  • "It's, you know, dealing with kids living in the suburbs. You know, I think this is an incredibly relatable area for many people." (Jeff Zucker, NBC entertainment president, about "Hidden Hills," 7/25/02)
  • "In my own head as I was writing the pilot, I wanted an average Joe, and there's something very relatable about John." (Producer Tracy Gamble, about John Ritter on "8 Simple Rules," 9/15/02)
  • "The show is about what everybody does to everybody constantly. You know if your gardener is hot. You know if your bank teller is hot. You know if the guy at the gas station is hot. You know if your kid's kindergarten teacher is hot. It's a relatable, universal concept." (Producer Mike Fleiss, about "Are You Hot?" 2/23/03)
  • "The character is so relatable." (Producer Gina Matthews, about "Jake 2.0," 9/14/03)
  • "Their riches-to-rags story is a "relatable fear." (Producer Mitchell Hurwitz, about "Arrested Development," 11/9/03)
  • "We need to change the perception in the general public from the idea that this is a sprawling ensemble of eccentric characters to the truth, which is that it is actually a very relatable show about a family.'' (David Nevins, president of Imagine Television, about "Arrested Development," 8/1/04)
  • 'There is absolutely nothing about this show relatable to my story, in fairness.'' (CBS chairman Les Moonves, about "How I Met Your Mother," 9/11/05)
  • "The actual surgery itself is remarkable. These are also highly relatable stories about people's lives.'' (Jay Renfroe, principal at Renegade 83 Entertainment, about "Miracle," 1/17/06)
  • "She's totally relatable, and you empathize with her, and you like her and want to be friends with her.'' (Producer Chris Alberghini, about Tori Spelling on ''So Notorious," 3/30/06)

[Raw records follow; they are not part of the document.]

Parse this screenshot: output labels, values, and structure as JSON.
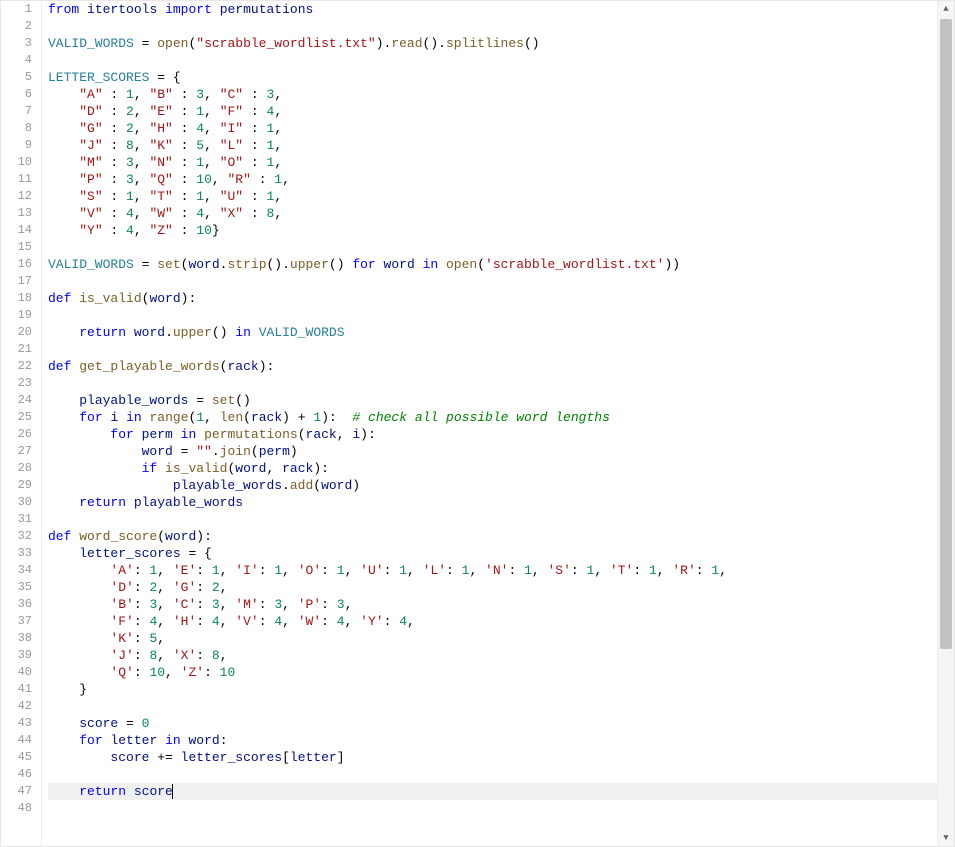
{
  "line_count": 48,
  "active_line": 47,
  "scrollbar": {
    "has_up_arrow": true,
    "has_down_arrow": true
  },
  "tokens": {
    "l1": [
      [
        "kw",
        "from"
      ],
      [
        "plain",
        " "
      ],
      [
        "id",
        "itertools"
      ],
      [
        "plain",
        " "
      ],
      [
        "kw",
        "import"
      ],
      [
        "plain",
        " "
      ],
      [
        "id",
        "permutations"
      ]
    ],
    "l2": [],
    "l3": [
      [
        "glob",
        "VALID_WORDS"
      ],
      [
        "plain",
        " = "
      ],
      [
        "fn",
        "open"
      ],
      [
        "plain",
        "("
      ],
      [
        "str",
        "\"scrabble_wordlist.txt\""
      ],
      [
        "plain",
        ")."
      ],
      [
        "fn",
        "read"
      ],
      [
        "plain",
        "()."
      ],
      [
        "fn",
        "splitlines"
      ],
      [
        "plain",
        "()"
      ]
    ],
    "l4": [],
    "l5": [
      [
        "glob",
        "LETTER_SCORES"
      ],
      [
        "plain",
        " = {"
      ]
    ],
    "l6": [
      [
        "plain",
        "    "
      ],
      [
        "str",
        "\"A\""
      ],
      [
        "plain",
        " : "
      ],
      [
        "num",
        "1"
      ],
      [
        "plain",
        ", "
      ],
      [
        "str",
        "\"B\""
      ],
      [
        "plain",
        " : "
      ],
      [
        "num",
        "3"
      ],
      [
        "plain",
        ", "
      ],
      [
        "str",
        "\"C\""
      ],
      [
        "plain",
        " : "
      ],
      [
        "num",
        "3"
      ],
      [
        "plain",
        ","
      ]
    ],
    "l7": [
      [
        "plain",
        "    "
      ],
      [
        "str",
        "\"D\""
      ],
      [
        "plain",
        " : "
      ],
      [
        "num",
        "2"
      ],
      [
        "plain",
        ", "
      ],
      [
        "str",
        "\"E\""
      ],
      [
        "plain",
        " : "
      ],
      [
        "num",
        "1"
      ],
      [
        "plain",
        ", "
      ],
      [
        "str",
        "\"F\""
      ],
      [
        "plain",
        " : "
      ],
      [
        "num",
        "4"
      ],
      [
        "plain",
        ","
      ]
    ],
    "l8": [
      [
        "plain",
        "    "
      ],
      [
        "str",
        "\"G\""
      ],
      [
        "plain",
        " : "
      ],
      [
        "num",
        "2"
      ],
      [
        "plain",
        ", "
      ],
      [
        "str",
        "\"H\""
      ],
      [
        "plain",
        " : "
      ],
      [
        "num",
        "4"
      ],
      [
        "plain",
        ", "
      ],
      [
        "str",
        "\"I\""
      ],
      [
        "plain",
        " : "
      ],
      [
        "num",
        "1"
      ],
      [
        "plain",
        ","
      ]
    ],
    "l9": [
      [
        "plain",
        "    "
      ],
      [
        "str",
        "\"J\""
      ],
      [
        "plain",
        " : "
      ],
      [
        "num",
        "8"
      ],
      [
        "plain",
        ", "
      ],
      [
        "str",
        "\"K\""
      ],
      [
        "plain",
        " : "
      ],
      [
        "num",
        "5"
      ],
      [
        "plain",
        ", "
      ],
      [
        "str",
        "\"L\""
      ],
      [
        "plain",
        " : "
      ],
      [
        "num",
        "1"
      ],
      [
        "plain",
        ","
      ]
    ],
    "l10": [
      [
        "plain",
        "    "
      ],
      [
        "str",
        "\"M\""
      ],
      [
        "plain",
        " : "
      ],
      [
        "num",
        "3"
      ],
      [
        "plain",
        ", "
      ],
      [
        "str",
        "\"N\""
      ],
      [
        "plain",
        " : "
      ],
      [
        "num",
        "1"
      ],
      [
        "plain",
        ", "
      ],
      [
        "str",
        "\"O\""
      ],
      [
        "plain",
        " : "
      ],
      [
        "num",
        "1"
      ],
      [
        "plain",
        ","
      ]
    ],
    "l11": [
      [
        "plain",
        "    "
      ],
      [
        "str",
        "\"P\""
      ],
      [
        "plain",
        " : "
      ],
      [
        "num",
        "3"
      ],
      [
        "plain",
        ", "
      ],
      [
        "str",
        "\"Q\""
      ],
      [
        "plain",
        " : "
      ],
      [
        "num",
        "10"
      ],
      [
        "plain",
        ", "
      ],
      [
        "str",
        "\"R\""
      ],
      [
        "plain",
        " : "
      ],
      [
        "num",
        "1"
      ],
      [
        "plain",
        ","
      ]
    ],
    "l12": [
      [
        "plain",
        "    "
      ],
      [
        "str",
        "\"S\""
      ],
      [
        "plain",
        " : "
      ],
      [
        "num",
        "1"
      ],
      [
        "plain",
        ", "
      ],
      [
        "str",
        "\"T\""
      ],
      [
        "plain",
        " : "
      ],
      [
        "num",
        "1"
      ],
      [
        "plain",
        ", "
      ],
      [
        "str",
        "\"U\""
      ],
      [
        "plain",
        " : "
      ],
      [
        "num",
        "1"
      ],
      [
        "plain",
        ","
      ]
    ],
    "l13": [
      [
        "plain",
        "    "
      ],
      [
        "str",
        "\"V\""
      ],
      [
        "plain",
        " : "
      ],
      [
        "num",
        "4"
      ],
      [
        "plain",
        ", "
      ],
      [
        "str",
        "\"W\""
      ],
      [
        "plain",
        " : "
      ],
      [
        "num",
        "4"
      ],
      [
        "plain",
        ", "
      ],
      [
        "str",
        "\"X\""
      ],
      [
        "plain",
        " : "
      ],
      [
        "num",
        "8"
      ],
      [
        "plain",
        ","
      ]
    ],
    "l14": [
      [
        "plain",
        "    "
      ],
      [
        "str",
        "\"Y\""
      ],
      [
        "plain",
        " : "
      ],
      [
        "num",
        "4"
      ],
      [
        "plain",
        ", "
      ],
      [
        "str",
        "\"Z\""
      ],
      [
        "plain",
        " : "
      ],
      [
        "num",
        "10"
      ],
      [
        "plain",
        "}"
      ]
    ],
    "l15": [],
    "l16": [
      [
        "glob",
        "VALID_WORDS"
      ],
      [
        "plain",
        " = "
      ],
      [
        "fn",
        "set"
      ],
      [
        "plain",
        "("
      ],
      [
        "id",
        "word"
      ],
      [
        "plain",
        "."
      ],
      [
        "fn",
        "strip"
      ],
      [
        "plain",
        "()."
      ],
      [
        "fn",
        "upper"
      ],
      [
        "plain",
        "() "
      ],
      [
        "kw",
        "for"
      ],
      [
        "plain",
        " "
      ],
      [
        "id",
        "word"
      ],
      [
        "plain",
        " "
      ],
      [
        "kw",
        "in"
      ],
      [
        "plain",
        " "
      ],
      [
        "fn",
        "open"
      ],
      [
        "plain",
        "("
      ],
      [
        "str",
        "'scrabble_wordlist.txt'"
      ],
      [
        "plain",
        "))"
      ]
    ],
    "l17": [],
    "l18": [
      [
        "kw",
        "def"
      ],
      [
        "plain",
        " "
      ],
      [
        "fn",
        "is_valid"
      ],
      [
        "plain",
        "("
      ],
      [
        "id",
        "word"
      ],
      [
        "plain",
        "):"
      ]
    ],
    "l19": [],
    "l20": [
      [
        "plain",
        "    "
      ],
      [
        "kw",
        "return"
      ],
      [
        "plain",
        " "
      ],
      [
        "id",
        "word"
      ],
      [
        "plain",
        "."
      ],
      [
        "fn",
        "upper"
      ],
      [
        "plain",
        "() "
      ],
      [
        "kw",
        "in"
      ],
      [
        "plain",
        " "
      ],
      [
        "glob",
        "VALID_WORDS"
      ]
    ],
    "l21": [],
    "l22": [
      [
        "kw",
        "def"
      ],
      [
        "plain",
        " "
      ],
      [
        "fn",
        "get_playable_words"
      ],
      [
        "plain",
        "("
      ],
      [
        "id",
        "rack"
      ],
      [
        "plain",
        "):"
      ]
    ],
    "l23": [],
    "l24": [
      [
        "plain",
        "    "
      ],
      [
        "id",
        "playable_words"
      ],
      [
        "plain",
        " = "
      ],
      [
        "fn",
        "set"
      ],
      [
        "plain",
        "()"
      ]
    ],
    "l25": [
      [
        "plain",
        "    "
      ],
      [
        "kw",
        "for"
      ],
      [
        "plain",
        " "
      ],
      [
        "id",
        "i"
      ],
      [
        "plain",
        " "
      ],
      [
        "kw",
        "in"
      ],
      [
        "plain",
        " "
      ],
      [
        "fn",
        "range"
      ],
      [
        "plain",
        "("
      ],
      [
        "num",
        "1"
      ],
      [
        "plain",
        ", "
      ],
      [
        "fn",
        "len"
      ],
      [
        "plain",
        "("
      ],
      [
        "id",
        "rack"
      ],
      [
        "plain",
        ") + "
      ],
      [
        "num",
        "1"
      ],
      [
        "plain",
        "):  "
      ],
      [
        "cm",
        "# check all possible word lengths"
      ]
    ],
    "l26": [
      [
        "plain",
        "        "
      ],
      [
        "kw",
        "for"
      ],
      [
        "plain",
        " "
      ],
      [
        "id",
        "perm"
      ],
      [
        "plain",
        " "
      ],
      [
        "kw",
        "in"
      ],
      [
        "plain",
        " "
      ],
      [
        "fn",
        "permutations"
      ],
      [
        "plain",
        "("
      ],
      [
        "id",
        "rack"
      ],
      [
        "plain",
        ", "
      ],
      [
        "id",
        "i"
      ],
      [
        "plain",
        "):"
      ]
    ],
    "l27": [
      [
        "plain",
        "            "
      ],
      [
        "id",
        "word"
      ],
      [
        "plain",
        " = "
      ],
      [
        "str",
        "\"\""
      ],
      [
        "plain",
        "."
      ],
      [
        "fn",
        "join"
      ],
      [
        "plain",
        "("
      ],
      [
        "id",
        "perm"
      ],
      [
        "plain",
        ")"
      ]
    ],
    "l28": [
      [
        "plain",
        "            "
      ],
      [
        "kw",
        "if"
      ],
      [
        "plain",
        " "
      ],
      [
        "fn",
        "is_valid"
      ],
      [
        "plain",
        "("
      ],
      [
        "id",
        "word"
      ],
      [
        "plain",
        ", "
      ],
      [
        "id",
        "rack"
      ],
      [
        "plain",
        "):"
      ]
    ],
    "l29": [
      [
        "plain",
        "                "
      ],
      [
        "id",
        "playable_words"
      ],
      [
        "plain",
        "."
      ],
      [
        "fn",
        "add"
      ],
      [
        "plain",
        "("
      ],
      [
        "id",
        "word"
      ],
      [
        "plain",
        ")"
      ]
    ],
    "l30": [
      [
        "plain",
        "    "
      ],
      [
        "kw",
        "return"
      ],
      [
        "plain",
        " "
      ],
      [
        "id",
        "playable_words"
      ]
    ],
    "l31": [],
    "l32": [
      [
        "kw",
        "def"
      ],
      [
        "plain",
        " "
      ],
      [
        "fn",
        "word_score"
      ],
      [
        "plain",
        "("
      ],
      [
        "id",
        "word"
      ],
      [
        "plain",
        "):"
      ]
    ],
    "l33": [
      [
        "plain",
        "    "
      ],
      [
        "id",
        "letter_scores"
      ],
      [
        "plain",
        " = {"
      ]
    ],
    "l34": [
      [
        "plain",
        "        "
      ],
      [
        "str",
        "'A'"
      ],
      [
        "plain",
        ": "
      ],
      [
        "num",
        "1"
      ],
      [
        "plain",
        ", "
      ],
      [
        "str",
        "'E'"
      ],
      [
        "plain",
        ": "
      ],
      [
        "num",
        "1"
      ],
      [
        "plain",
        ", "
      ],
      [
        "str",
        "'I'"
      ],
      [
        "plain",
        ": "
      ],
      [
        "num",
        "1"
      ],
      [
        "plain",
        ", "
      ],
      [
        "str",
        "'O'"
      ],
      [
        "plain",
        ": "
      ],
      [
        "num",
        "1"
      ],
      [
        "plain",
        ", "
      ],
      [
        "str",
        "'U'"
      ],
      [
        "plain",
        ": "
      ],
      [
        "num",
        "1"
      ],
      [
        "plain",
        ", "
      ],
      [
        "str",
        "'L'"
      ],
      [
        "plain",
        ": "
      ],
      [
        "num",
        "1"
      ],
      [
        "plain",
        ", "
      ],
      [
        "str",
        "'N'"
      ],
      [
        "plain",
        ": "
      ],
      [
        "num",
        "1"
      ],
      [
        "plain",
        ", "
      ],
      [
        "str",
        "'S'"
      ],
      [
        "plain",
        ": "
      ],
      [
        "num",
        "1"
      ],
      [
        "plain",
        ", "
      ],
      [
        "str",
        "'T'"
      ],
      [
        "plain",
        ": "
      ],
      [
        "num",
        "1"
      ],
      [
        "plain",
        ", "
      ],
      [
        "str",
        "'R'"
      ],
      [
        "plain",
        ": "
      ],
      [
        "num",
        "1"
      ],
      [
        "plain",
        ","
      ]
    ],
    "l35": [
      [
        "plain",
        "        "
      ],
      [
        "str",
        "'D'"
      ],
      [
        "plain",
        ": "
      ],
      [
        "num",
        "2"
      ],
      [
        "plain",
        ", "
      ],
      [
        "str",
        "'G'"
      ],
      [
        "plain",
        ": "
      ],
      [
        "num",
        "2"
      ],
      [
        "plain",
        ","
      ]
    ],
    "l36": [
      [
        "plain",
        "        "
      ],
      [
        "str",
        "'B'"
      ],
      [
        "plain",
        ": "
      ],
      [
        "num",
        "3"
      ],
      [
        "plain",
        ", "
      ],
      [
        "str",
        "'C'"
      ],
      [
        "plain",
        ": "
      ],
      [
        "num",
        "3"
      ],
      [
        "plain",
        ", "
      ],
      [
        "str",
        "'M'"
      ],
      [
        "plain",
        ": "
      ],
      [
        "num",
        "3"
      ],
      [
        "plain",
        ", "
      ],
      [
        "str",
        "'P'"
      ],
      [
        "plain",
        ": "
      ],
      [
        "num",
        "3"
      ],
      [
        "plain",
        ","
      ]
    ],
    "l37": [
      [
        "plain",
        "        "
      ],
      [
        "str",
        "'F'"
      ],
      [
        "plain",
        ": "
      ],
      [
        "num",
        "4"
      ],
      [
        "plain",
        ", "
      ],
      [
        "str",
        "'H'"
      ],
      [
        "plain",
        ": "
      ],
      [
        "num",
        "4"
      ],
      [
        "plain",
        ", "
      ],
      [
        "str",
        "'V'"
      ],
      [
        "plain",
        ": "
      ],
      [
        "num",
        "4"
      ],
      [
        "plain",
        ", "
      ],
      [
        "str",
        "'W'"
      ],
      [
        "plain",
        ": "
      ],
      [
        "num",
        "4"
      ],
      [
        "plain",
        ", "
      ],
      [
        "str",
        "'Y'"
      ],
      [
        "plain",
        ": "
      ],
      [
        "num",
        "4"
      ],
      [
        "plain",
        ","
      ]
    ],
    "l38": [
      [
        "plain",
        "        "
      ],
      [
        "str",
        "'K'"
      ],
      [
        "plain",
        ": "
      ],
      [
        "num",
        "5"
      ],
      [
        "plain",
        ","
      ]
    ],
    "l39": [
      [
        "plain",
        "        "
      ],
      [
        "str",
        "'J'"
      ],
      [
        "plain",
        ": "
      ],
      [
        "num",
        "8"
      ],
      [
        "plain",
        ", "
      ],
      [
        "str",
        "'X'"
      ],
      [
        "plain",
        ": "
      ],
      [
        "num",
        "8"
      ],
      [
        "plain",
        ","
      ]
    ],
    "l40": [
      [
        "plain",
        "        "
      ],
      [
        "str",
        "'Q'"
      ],
      [
        "plain",
        ": "
      ],
      [
        "num",
        "10"
      ],
      [
        "plain",
        ", "
      ],
      [
        "str",
        "'Z'"
      ],
      [
        "plain",
        ": "
      ],
      [
        "num",
        "10"
      ]
    ],
    "l41": [
      [
        "plain",
        "    }"
      ]
    ],
    "l42": [],
    "l43": [
      [
        "plain",
        "    "
      ],
      [
        "id",
        "score"
      ],
      [
        "plain",
        " = "
      ],
      [
        "num",
        "0"
      ]
    ],
    "l44": [
      [
        "plain",
        "    "
      ],
      [
        "kw",
        "for"
      ],
      [
        "plain",
        " "
      ],
      [
        "id",
        "letter"
      ],
      [
        "plain",
        " "
      ],
      [
        "kw",
        "in"
      ],
      [
        "plain",
        " "
      ],
      [
        "id",
        "word"
      ],
      [
        "plain",
        ":"
      ]
    ],
    "l45": [
      [
        "plain",
        "        "
      ],
      [
        "id",
        "score"
      ],
      [
        "plain",
        " += "
      ],
      [
        "id",
        "letter_scores"
      ],
      [
        "plain",
        "["
      ],
      [
        "id",
        "letter"
      ],
      [
        "plain",
        "]"
      ]
    ],
    "l46": [],
    "l47": [
      [
        "plain",
        "    "
      ],
      [
        "kw",
        "return"
      ],
      [
        "plain",
        " "
      ],
      [
        "id",
        "score"
      ]
    ],
    "l48": []
  }
}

Whew! And that doesn't even cover the word's usage by TV writers or actors mimicking executive jargon, let alone its diffusion into related fields such as advertising, film production, or book publishing. Clearly "relatability" is some sort of litmus test for the execs: the success of a show like "Everybody Loves Raymond" is attributed to viewers' ability to "relate" to the protagonist. Conversely, if a show like "Arrested Development" is faring poorly in the ratings, then audiences aren't appreciating how relatable the characters really are. And the whole "reality TV" trend is predicated on the notion that real people are more relatable than actors playing roles and are therefore inherently more interesting to the average viewer.

("Relatability" seems to be a peculiarly American hangup. For instance, much of the best British television comedy has relied on fiercely unrelatable characters, a tradition running from "Fawlty Towers" to "Blackadder" to "I'm Alan Partridge" to the original version of "The Office.")

So to return to the linguifying claim made in the Times, it's a clear exaggeration that there isn't a single article about television "in which no executive uses the word 'relatable.'" Despite the fact that this is a patently false assertion, it at least has a grain of truth to it, unlike so many other linguifications. And it strikes me as a perfectly acceptable way to spice up a bland article about television network marketing — especially when vacationing editors aren't around to question its appropriateness.

Posted by Benjamin Zimmer at August 26, 2006 03:23 PM